Restate the whole of the data below word for word, skipping the images.
___ DATA PROVIDED ___
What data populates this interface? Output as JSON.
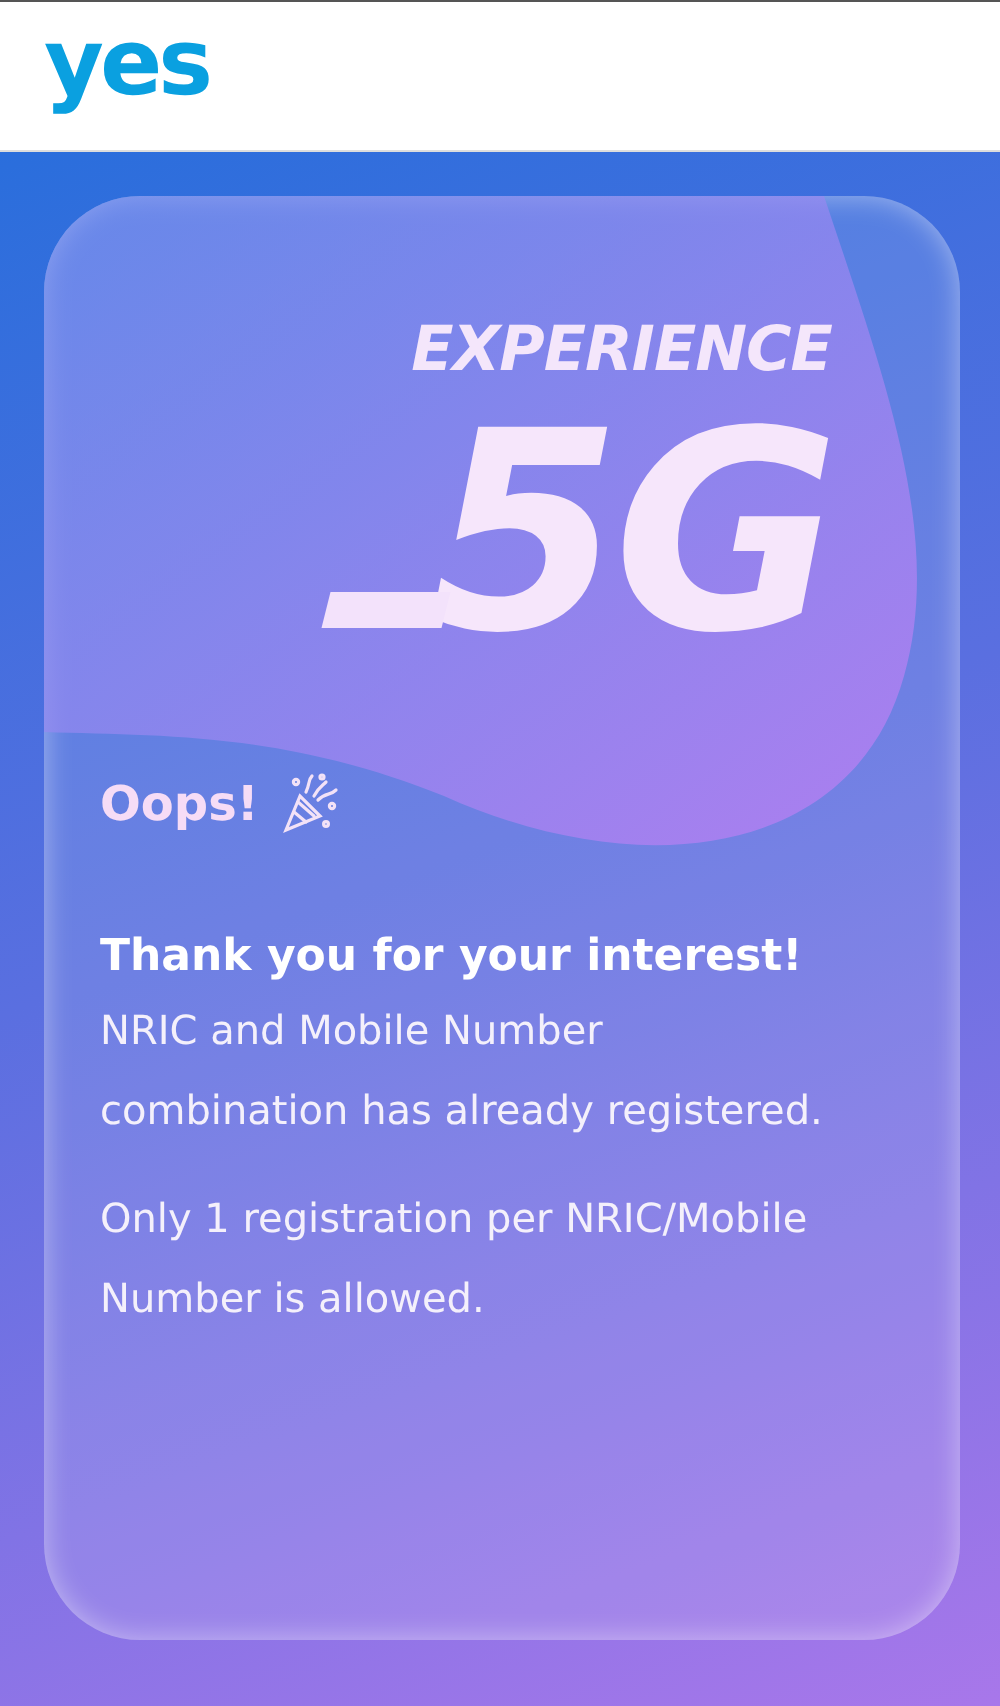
{
  "header": {
    "logo": "yes"
  },
  "card": {
    "tagline": "EXPERIENCE",
    "headline": "5G",
    "title": "Oops!",
    "heading": "Thank you for your interest!",
    "paragraphs": [
      "NRIC and Mobile Number combination has already registered.",
      "Only 1 registration per NRIC/Mobile Number is allowed."
    ]
  }
}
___
PROBLEM SOLUTION ::
What data populates this interface? Output as JSON.
{
  "header": {
    "logo": "yes"
  },
  "card": {
    "tagline": "EXPERIENCE",
    "headline": "5G",
    "title": "Oops!",
    "heading": "Thank you for your interest!",
    "paragraphs": [
      "NRIC and Mobile Number combination has already registered.",
      "Only 1 registration per NRIC/Mobile Number is allowed."
    ]
  }
}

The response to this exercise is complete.